[Opening TASK INPUTS section]

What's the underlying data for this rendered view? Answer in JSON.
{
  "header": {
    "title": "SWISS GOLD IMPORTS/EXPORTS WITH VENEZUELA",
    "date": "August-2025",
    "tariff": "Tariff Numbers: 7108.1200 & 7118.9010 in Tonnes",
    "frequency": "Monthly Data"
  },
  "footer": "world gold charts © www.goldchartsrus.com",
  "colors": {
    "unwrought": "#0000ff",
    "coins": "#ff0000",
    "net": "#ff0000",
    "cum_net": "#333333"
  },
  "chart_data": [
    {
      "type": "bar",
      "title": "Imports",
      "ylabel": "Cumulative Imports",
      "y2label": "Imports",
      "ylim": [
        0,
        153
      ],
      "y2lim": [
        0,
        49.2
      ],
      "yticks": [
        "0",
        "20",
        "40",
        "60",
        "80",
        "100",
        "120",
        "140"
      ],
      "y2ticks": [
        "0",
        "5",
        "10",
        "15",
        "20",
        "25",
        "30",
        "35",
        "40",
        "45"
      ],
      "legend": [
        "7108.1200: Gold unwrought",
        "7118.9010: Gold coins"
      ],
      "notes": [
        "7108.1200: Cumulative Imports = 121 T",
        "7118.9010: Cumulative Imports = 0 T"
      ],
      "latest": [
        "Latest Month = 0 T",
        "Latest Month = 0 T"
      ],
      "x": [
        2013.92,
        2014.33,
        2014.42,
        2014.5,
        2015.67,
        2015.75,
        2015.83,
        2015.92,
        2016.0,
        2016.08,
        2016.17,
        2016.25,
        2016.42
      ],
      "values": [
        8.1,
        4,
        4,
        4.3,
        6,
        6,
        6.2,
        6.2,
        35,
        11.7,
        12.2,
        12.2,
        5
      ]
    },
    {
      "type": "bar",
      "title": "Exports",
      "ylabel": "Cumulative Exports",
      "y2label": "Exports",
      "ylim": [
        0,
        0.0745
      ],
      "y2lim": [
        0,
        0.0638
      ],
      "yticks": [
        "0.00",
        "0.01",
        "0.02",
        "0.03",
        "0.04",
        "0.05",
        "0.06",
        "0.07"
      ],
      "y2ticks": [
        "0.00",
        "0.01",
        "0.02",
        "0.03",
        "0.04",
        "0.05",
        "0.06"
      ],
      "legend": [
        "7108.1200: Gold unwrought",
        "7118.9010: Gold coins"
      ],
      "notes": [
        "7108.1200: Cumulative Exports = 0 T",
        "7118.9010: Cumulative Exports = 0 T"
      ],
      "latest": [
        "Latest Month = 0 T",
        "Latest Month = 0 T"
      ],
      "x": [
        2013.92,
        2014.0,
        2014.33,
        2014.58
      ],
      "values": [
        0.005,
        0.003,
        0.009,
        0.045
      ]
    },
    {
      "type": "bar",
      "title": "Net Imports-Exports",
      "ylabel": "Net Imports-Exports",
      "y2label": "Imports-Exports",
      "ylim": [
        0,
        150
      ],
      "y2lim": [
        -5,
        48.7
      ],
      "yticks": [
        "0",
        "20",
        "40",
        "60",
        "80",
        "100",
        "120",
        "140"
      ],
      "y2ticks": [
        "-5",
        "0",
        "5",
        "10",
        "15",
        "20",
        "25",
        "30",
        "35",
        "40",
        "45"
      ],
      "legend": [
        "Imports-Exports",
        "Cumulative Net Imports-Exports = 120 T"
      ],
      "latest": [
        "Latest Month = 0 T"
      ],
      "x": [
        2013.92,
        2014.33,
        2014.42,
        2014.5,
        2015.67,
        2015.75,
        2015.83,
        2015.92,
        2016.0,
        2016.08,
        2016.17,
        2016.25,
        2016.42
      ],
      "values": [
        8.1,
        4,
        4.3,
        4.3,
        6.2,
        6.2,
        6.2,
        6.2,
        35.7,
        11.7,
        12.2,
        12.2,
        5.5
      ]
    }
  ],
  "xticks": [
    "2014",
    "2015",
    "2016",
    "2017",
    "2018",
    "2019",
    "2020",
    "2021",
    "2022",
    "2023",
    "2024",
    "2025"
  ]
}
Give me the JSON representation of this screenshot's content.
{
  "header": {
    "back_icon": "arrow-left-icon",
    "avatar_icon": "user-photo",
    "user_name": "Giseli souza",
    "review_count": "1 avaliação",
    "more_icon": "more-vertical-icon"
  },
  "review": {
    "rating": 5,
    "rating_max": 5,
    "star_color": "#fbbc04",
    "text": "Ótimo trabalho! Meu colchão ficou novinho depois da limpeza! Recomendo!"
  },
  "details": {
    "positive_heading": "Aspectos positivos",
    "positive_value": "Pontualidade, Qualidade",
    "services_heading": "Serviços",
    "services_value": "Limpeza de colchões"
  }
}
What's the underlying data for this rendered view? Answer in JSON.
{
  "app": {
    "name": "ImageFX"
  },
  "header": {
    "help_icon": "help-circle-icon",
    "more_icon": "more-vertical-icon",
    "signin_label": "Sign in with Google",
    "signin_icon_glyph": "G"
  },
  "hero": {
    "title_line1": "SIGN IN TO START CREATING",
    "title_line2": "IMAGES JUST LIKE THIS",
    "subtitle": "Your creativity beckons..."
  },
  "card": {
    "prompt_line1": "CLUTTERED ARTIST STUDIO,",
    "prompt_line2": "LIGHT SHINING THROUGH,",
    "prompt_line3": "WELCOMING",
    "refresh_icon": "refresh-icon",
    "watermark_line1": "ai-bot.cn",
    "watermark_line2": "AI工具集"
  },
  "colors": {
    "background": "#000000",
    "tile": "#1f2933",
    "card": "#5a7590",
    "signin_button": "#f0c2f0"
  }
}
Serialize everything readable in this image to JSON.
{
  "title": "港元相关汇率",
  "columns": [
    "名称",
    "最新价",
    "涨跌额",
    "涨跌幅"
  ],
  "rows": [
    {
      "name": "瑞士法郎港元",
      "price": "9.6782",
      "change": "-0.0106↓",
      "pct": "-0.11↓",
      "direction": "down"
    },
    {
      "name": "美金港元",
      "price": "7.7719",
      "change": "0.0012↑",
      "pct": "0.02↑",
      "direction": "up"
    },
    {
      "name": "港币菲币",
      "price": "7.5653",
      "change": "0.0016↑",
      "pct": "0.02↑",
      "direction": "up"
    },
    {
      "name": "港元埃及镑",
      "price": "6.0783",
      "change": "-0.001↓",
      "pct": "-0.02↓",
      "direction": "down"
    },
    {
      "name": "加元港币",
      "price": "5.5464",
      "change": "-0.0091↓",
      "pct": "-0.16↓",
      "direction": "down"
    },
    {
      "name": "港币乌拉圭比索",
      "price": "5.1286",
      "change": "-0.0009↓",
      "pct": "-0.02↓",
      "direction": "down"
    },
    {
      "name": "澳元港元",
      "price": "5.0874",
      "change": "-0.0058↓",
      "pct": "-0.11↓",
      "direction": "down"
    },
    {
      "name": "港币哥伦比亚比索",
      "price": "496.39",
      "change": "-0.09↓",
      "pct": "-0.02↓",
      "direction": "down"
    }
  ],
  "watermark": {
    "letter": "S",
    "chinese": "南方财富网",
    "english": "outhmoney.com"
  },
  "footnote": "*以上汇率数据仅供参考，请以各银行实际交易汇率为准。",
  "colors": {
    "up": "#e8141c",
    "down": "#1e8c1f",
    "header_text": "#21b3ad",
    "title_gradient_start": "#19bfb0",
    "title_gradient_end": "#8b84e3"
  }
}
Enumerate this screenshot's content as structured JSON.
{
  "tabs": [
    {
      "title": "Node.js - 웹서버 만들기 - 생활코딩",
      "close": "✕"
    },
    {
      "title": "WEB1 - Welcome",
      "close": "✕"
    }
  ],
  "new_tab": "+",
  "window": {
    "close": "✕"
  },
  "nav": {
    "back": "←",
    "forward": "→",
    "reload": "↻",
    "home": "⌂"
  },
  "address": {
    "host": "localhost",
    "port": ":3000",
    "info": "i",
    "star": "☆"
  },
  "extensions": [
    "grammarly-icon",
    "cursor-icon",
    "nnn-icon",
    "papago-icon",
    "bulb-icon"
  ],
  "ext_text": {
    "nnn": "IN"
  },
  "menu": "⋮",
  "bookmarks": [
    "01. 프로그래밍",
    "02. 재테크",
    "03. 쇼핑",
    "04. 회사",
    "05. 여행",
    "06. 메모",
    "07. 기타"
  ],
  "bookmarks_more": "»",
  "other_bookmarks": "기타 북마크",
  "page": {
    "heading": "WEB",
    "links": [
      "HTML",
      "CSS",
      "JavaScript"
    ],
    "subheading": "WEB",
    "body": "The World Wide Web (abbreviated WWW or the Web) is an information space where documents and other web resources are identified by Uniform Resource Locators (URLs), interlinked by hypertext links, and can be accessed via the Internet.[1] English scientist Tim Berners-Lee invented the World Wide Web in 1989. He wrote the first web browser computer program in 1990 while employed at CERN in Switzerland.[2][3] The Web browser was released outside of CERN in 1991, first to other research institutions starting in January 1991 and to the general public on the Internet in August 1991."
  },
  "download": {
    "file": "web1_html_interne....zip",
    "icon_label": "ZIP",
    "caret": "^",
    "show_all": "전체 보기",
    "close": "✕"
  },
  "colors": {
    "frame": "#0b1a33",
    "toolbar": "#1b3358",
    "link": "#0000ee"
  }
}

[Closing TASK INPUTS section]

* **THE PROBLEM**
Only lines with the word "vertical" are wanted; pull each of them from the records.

* **OUTPUT BELOW**
    "more_icon": "more-vertical-icon"
    "more_icon": "more-vertical-icon",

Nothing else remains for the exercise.